[Task to carry out] Your answer should repeat every record verbatim.

[Information given]

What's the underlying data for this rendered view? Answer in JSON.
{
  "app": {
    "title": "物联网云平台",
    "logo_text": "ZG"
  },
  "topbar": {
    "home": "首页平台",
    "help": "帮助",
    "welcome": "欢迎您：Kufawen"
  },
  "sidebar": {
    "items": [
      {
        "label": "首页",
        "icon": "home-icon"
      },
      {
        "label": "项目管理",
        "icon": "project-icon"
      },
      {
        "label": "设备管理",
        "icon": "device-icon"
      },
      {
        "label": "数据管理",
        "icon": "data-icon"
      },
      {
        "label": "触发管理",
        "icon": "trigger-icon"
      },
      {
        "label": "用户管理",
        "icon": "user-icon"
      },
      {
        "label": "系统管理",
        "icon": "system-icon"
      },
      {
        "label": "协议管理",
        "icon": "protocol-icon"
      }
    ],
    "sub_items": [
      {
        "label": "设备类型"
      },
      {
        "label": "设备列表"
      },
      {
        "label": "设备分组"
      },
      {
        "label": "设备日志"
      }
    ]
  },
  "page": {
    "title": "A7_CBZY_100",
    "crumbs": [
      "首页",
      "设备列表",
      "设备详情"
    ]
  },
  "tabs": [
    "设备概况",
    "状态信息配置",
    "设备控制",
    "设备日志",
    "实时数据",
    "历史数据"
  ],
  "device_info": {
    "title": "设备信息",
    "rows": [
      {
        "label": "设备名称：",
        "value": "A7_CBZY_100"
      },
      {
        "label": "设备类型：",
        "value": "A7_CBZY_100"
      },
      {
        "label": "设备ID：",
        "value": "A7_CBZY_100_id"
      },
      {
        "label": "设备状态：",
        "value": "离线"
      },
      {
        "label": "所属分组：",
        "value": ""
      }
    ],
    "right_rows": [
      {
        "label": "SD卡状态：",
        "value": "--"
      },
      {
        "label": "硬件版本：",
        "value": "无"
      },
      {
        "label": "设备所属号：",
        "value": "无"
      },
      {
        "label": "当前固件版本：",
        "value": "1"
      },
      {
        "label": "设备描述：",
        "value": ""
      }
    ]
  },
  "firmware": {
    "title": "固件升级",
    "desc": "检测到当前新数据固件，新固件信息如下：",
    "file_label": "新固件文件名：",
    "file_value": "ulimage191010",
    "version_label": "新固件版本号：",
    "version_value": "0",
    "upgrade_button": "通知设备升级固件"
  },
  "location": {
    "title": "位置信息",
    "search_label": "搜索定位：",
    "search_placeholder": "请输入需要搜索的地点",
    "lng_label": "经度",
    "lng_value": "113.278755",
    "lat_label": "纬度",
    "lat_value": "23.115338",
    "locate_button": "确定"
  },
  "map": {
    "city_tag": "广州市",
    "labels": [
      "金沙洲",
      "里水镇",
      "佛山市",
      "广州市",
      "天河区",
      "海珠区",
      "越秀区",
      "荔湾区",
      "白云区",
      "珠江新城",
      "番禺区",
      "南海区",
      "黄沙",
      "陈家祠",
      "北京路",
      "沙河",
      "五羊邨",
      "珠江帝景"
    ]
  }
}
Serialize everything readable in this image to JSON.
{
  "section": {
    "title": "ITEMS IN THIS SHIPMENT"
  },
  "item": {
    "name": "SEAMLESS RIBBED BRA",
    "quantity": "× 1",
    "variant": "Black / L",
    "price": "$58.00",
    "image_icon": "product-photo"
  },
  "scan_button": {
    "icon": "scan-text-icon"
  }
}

[Task result]
What's the underlying data for this rendered view? Answer in JSON.
{
  "app": {
    "title": "物联网云平台",
    "logo_text": "ZG"
  },
  "topbar": {
    "home": "首页平台",
    "help": "帮助",
    "welcome": "欢迎您：Kufawen"
  },
  "sidebar": {
    "items": [
      {
        "label": "首页",
        "icon": "home-icon"
      },
      {
        "label": "项目管理",
        "icon": "project-icon"
      },
      {
        "label": "设备管理",
        "icon": "device-icon"
      },
      {
        "label": "数据管理",
        "icon": "data-icon"
      },
      {
        "label": "触发管理",
        "icon": "trigger-icon"
      },
      {
        "label": "用户管理",
        "icon": "user-icon"
      },
      {
        "label": "系统管理",
        "icon": "system-icon"
      },
      {
        "label": "协议管理",
        "icon": "protocol-icon"
      }
    ],
    "sub_items": [
      {
        "label": "设备类型"
      },
      {
        "label": "设备列表"
      },
      {
        "label": "设备分组"
      },
      {
        "label": "设备日志"
      }
    ]
  },
  "page": {
    "title": "A7_CBZY_100",
    "crumbs": [
      "首页",
      "设备列表",
      "设备详情"
    ]
  },
  "tabs": [
    "设备概况",
    "状态信息配置",
    "设备控制",
    "设备日志",
    "实时数据",
    "历史数据"
  ],
  "device_info": {
    "title": "设备信息",
    "rows": [
      {
        "label": "设备名称：",
        "value": "A7_CBZY_100"
      },
      {
        "label": "设备类型：",
        "value": "A7_CBZY_100"
      },
      {
        "label": "设备ID：",
        "value": "A7_CBZY_100_id"
      },
      {
        "label": "设备状态：",
        "value": "离线"
      },
      {
        "label": "所属分组：",
        "value": ""
      }
    ],
    "right_rows": [
      {
        "label": "SD卡状态：",
        "value": "--"
      },
      {
        "label": "硬件版本：",
        "value": "无"
      },
      {
        "label": "设备所属号：",
        "value": "无"
      },
      {
        "label": "当前固件版本：",
        "value": "1"
      },
      {
        "label": "设备描述：",
        "value": ""
      }
    ]
  },
  "firmware": {
    "title": "固件升级",
    "desc": "检测到当前新数据固件，新固件信息如下：",
    "file_label": "新固件文件名：",
    "file_value": "ulimage191010",
    "version_label": "新固件版本号：",
    "version_value": "0",
    "upgrade_button": "通知设备升级固件"
  },
  "location": {
    "title": "位置信息",
    "search_label": "搜索定位：",
    "search_placeholder": "请输入需要搜索的地点",
    "lng_label": "经度",
    "lng_value": "113.278755",
    "lat_label": "纬度",
    "lat_value": "23.115338",
    "locate_button": "确定"
  },
  "map": {
    "city_tag": "广州市",
    "labels": [
      "金沙洲",
      "里水镇",
      "佛山市",
      "广州市",
      "天河区",
      "海珠区",
      "越秀区",
      "荔湾区",
      "白云区",
      "珠江新城",
      "番禺区",
      "南海区",
      "黄沙",
      "陈家祠",
      "北京路",
      "沙河",
      "五羊邨",
      "珠江帝景"
    ]
  }
}
Serialize everything readable in this image to JSON.
{
  "section": {
    "title": "ITEMS IN THIS SHIPMENT"
  },
  "item": {
    "name": "SEAMLESS RIBBED BRA",
    "quantity": "× 1",
    "variant": "Black / L",
    "price": "$58.00",
    "image_icon": "product-photo"
  },
  "scan_button": {
    "icon": "scan-text-icon"
  }
}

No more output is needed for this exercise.